"I'm impressed that despite the political noise surrounding water issues, volunteers from this program have waded in and quietly accomplished things, working together without a huge amount of money or political uproar," said Beth Lambert, OSU Watershed Management Extension Agent for Tillamook and Clatsop counties.

In Tillamook County, for example, water problems can come in floods, when bacteria-laden pollution is washed into streams and estuaries. For years, a watershed council volunteer named Gale Ousele collected water samples throughout the Nestucca-Neskowin watersheds and drove the samples to a distant lab for analysis.

"I realized that if water sampling and analysis were more visible, it would be more meaningful," said Ousele, who became a Master Watershed Steward through the OSU program. Ousele is now the driving force behind setting up a water quality testing lab in a local school, where students and residents can be a part of monitoring local water quality.

"The lessons of water will be in local hands for local teaching," said Ousele.

Harder to measure but equally important is WSEP's ability to increase tolerance among people with different values.

In Klamath County, for example, water issues can be divisive. In 2001, an ever-worsening drought heightened conflicts over unresolved water rights. With not enough water to go around, irrigation was curtailed for the growing season.

"It seemed like the timing was right for people to learn more about an issue that was a concern in the community at the time," said Denise Buck, watershed educator at the Klamath County office of OSU Extension Service.

Buck hosted the watershed program, thinking a handful of people might be interested. To her surprise, the program filled to capacity, with teachers, farmers, agriculture and tribal representatives, activists and skeptics. There was so much interest that Buck filled a second program later in the year.

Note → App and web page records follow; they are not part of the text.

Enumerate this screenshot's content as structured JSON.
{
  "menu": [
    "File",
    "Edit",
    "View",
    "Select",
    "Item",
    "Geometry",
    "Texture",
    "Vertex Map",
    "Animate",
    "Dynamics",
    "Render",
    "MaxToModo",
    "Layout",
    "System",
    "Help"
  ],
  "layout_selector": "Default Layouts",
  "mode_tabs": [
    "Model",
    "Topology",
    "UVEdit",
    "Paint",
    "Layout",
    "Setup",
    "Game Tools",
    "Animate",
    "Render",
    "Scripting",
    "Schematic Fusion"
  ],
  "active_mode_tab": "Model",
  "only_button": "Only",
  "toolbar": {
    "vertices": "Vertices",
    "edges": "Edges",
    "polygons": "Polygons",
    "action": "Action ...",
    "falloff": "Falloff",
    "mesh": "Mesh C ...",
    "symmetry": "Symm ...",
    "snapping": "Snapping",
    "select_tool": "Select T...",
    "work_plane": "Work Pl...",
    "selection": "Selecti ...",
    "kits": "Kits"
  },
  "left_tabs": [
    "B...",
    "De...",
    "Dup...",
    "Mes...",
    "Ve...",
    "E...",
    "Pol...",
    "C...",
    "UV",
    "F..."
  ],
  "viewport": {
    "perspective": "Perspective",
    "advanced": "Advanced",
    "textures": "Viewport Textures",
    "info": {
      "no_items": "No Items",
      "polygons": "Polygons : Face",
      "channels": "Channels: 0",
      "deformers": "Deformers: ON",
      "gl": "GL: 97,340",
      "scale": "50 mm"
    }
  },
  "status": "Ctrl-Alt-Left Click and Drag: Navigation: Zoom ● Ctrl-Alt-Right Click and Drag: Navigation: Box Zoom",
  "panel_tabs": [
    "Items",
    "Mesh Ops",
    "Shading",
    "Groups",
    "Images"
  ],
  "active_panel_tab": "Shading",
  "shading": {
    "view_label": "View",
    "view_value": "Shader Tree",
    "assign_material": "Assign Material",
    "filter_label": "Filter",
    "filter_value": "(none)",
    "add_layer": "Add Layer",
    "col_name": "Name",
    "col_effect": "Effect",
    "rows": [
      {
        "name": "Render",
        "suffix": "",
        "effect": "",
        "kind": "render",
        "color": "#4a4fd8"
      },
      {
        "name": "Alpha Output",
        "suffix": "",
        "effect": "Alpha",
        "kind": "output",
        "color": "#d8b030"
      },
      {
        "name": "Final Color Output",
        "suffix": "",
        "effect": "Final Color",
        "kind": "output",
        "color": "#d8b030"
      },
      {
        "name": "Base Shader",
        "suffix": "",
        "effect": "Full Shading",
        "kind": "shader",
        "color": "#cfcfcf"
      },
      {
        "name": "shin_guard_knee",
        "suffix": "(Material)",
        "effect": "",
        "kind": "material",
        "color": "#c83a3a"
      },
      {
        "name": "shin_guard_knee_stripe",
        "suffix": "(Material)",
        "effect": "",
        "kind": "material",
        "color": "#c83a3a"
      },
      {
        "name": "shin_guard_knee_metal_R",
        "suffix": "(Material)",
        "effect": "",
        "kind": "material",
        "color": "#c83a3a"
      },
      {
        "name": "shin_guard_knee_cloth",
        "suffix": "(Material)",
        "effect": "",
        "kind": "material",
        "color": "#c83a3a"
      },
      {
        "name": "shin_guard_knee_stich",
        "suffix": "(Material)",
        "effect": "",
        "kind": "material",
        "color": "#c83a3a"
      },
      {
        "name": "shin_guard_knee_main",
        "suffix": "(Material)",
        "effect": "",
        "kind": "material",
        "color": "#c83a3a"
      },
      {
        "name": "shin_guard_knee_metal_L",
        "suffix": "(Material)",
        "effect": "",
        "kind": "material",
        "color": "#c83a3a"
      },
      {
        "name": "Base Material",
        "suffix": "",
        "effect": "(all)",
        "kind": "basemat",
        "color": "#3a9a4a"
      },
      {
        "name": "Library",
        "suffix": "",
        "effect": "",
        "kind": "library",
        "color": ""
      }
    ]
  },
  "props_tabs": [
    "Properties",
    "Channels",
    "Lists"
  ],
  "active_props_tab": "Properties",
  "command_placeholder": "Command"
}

Despite their eagerness, participants weren't speaking to each other at the beginning of the first class, divided by the polarity of their opinions. Ruth Mirth, Master Watershed Steward and coordinator of the local watershed council, described the transformation that occurred during the next four months.

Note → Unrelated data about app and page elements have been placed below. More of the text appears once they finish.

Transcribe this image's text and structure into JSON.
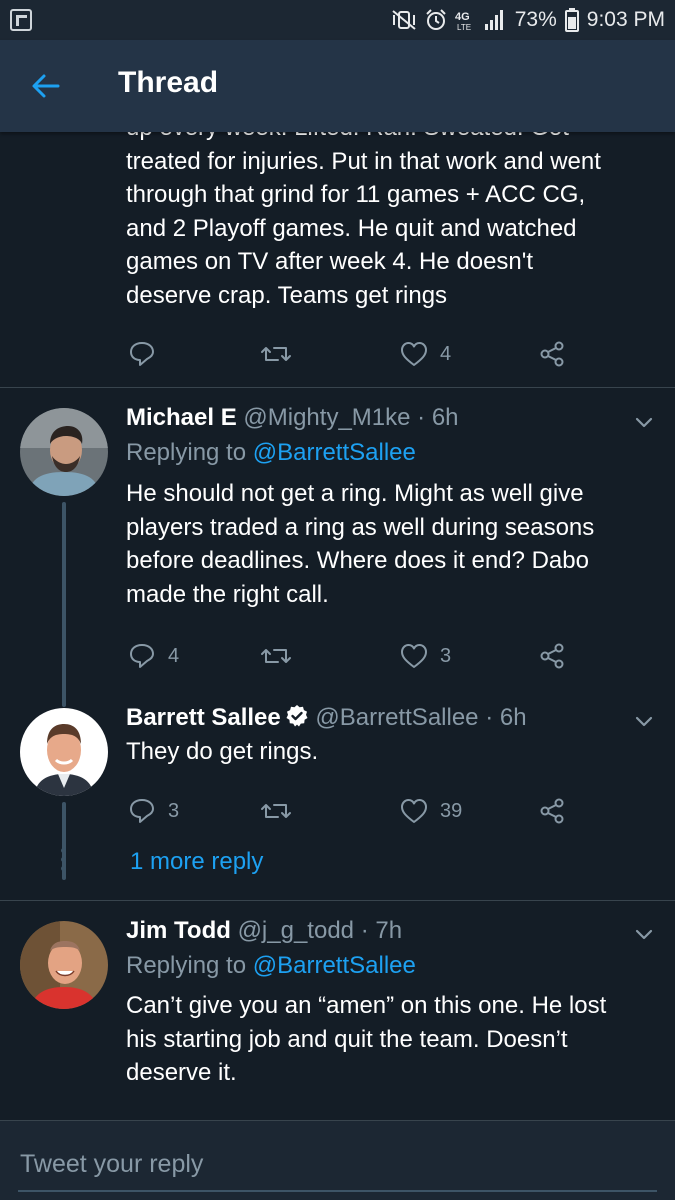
{
  "status_bar": {
    "battery": "73%",
    "time": "9:03 PM",
    "network": "4G LTE"
  },
  "header": {
    "title": "Thread"
  },
  "tweets": [
    {
      "body_lines": [
        "up every week. Lifted. Ran. Sweated. Got",
        "treated for injuries. Put in that work and went",
        "through that grind for 11 games + ACC CG,",
        "and 2 Playoff games. He quit and watched",
        "games on TV after week 4. He doesn't",
        "deserve crap. Teams get rings"
      ],
      "reply_count": "",
      "retweet_count": "",
      "like_count": "4"
    },
    {
      "name": "Michael E",
      "handle": "@Mighty_M1ke",
      "time": "· 6h",
      "replying_prefix": "Replying to",
      "replying_to": "@BarrettSallee",
      "body_lines": [
        "He should not get a ring. Might as well give",
        "players traded a ring as well during seasons",
        "before deadlines. Where does it end? Dabo",
        "made the right call."
      ],
      "reply_count": "4",
      "retweet_count": "",
      "like_count": "3"
    },
    {
      "name": "Barrett Sallee",
      "verified": true,
      "handle": "@BarrettSallee",
      "time": "· 6h",
      "body_lines": [
        "They do get rings."
      ],
      "reply_count": "3",
      "retweet_count": "",
      "like_count": "39"
    },
    {
      "name": "Jim Todd",
      "handle": "@j_g_todd",
      "time": "· 7h",
      "replying_prefix": "Replying to",
      "replying_to": "@BarrettSallee",
      "body_lines": [
        "Can’t give you an “amen” on this one. He lost",
        "his starting job and quit the team. Doesn’t",
        "deserve it."
      ]
    }
  ],
  "more_replies": "1 more reply",
  "composer": {
    "placeholder": "Tweet your reply"
  },
  "colors": {
    "background": "#141d26",
    "header_background": "#243447",
    "accent": "#1da1f2",
    "secondary_text": "#8899a6",
    "divider": "#38444d"
  },
  "icons": [
    "back-arrow-icon",
    "reply-icon",
    "retweet-icon",
    "like-icon",
    "share-icon",
    "chevron-down-icon",
    "verified-badge-icon"
  ]
}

"The single most amazing outcome, besides the high level of education, was that by the last field trip, everyone sat together and talked," said Mirth. "In learning about the health of the watershed, we found common ground. We learned the complexity of water use issues and why people have different opinions. We all came to recognize each other as part of a community."

The Watershed Stewardship Education Program is offered each year in several places throughout the state. For information, call toll free, 877-652-0302.

For more information on "Watershed Stewardship: A Learning Guide," EM 8714, visit our on-line catalog. Our publications and video catalog at: https://catalog.extension.oregonstate.edu/ shows which publications are available on the Web and which can be ordered as printed publications.

Author: Peg Herring
Source: Tara Nierenberg, Derek Godwin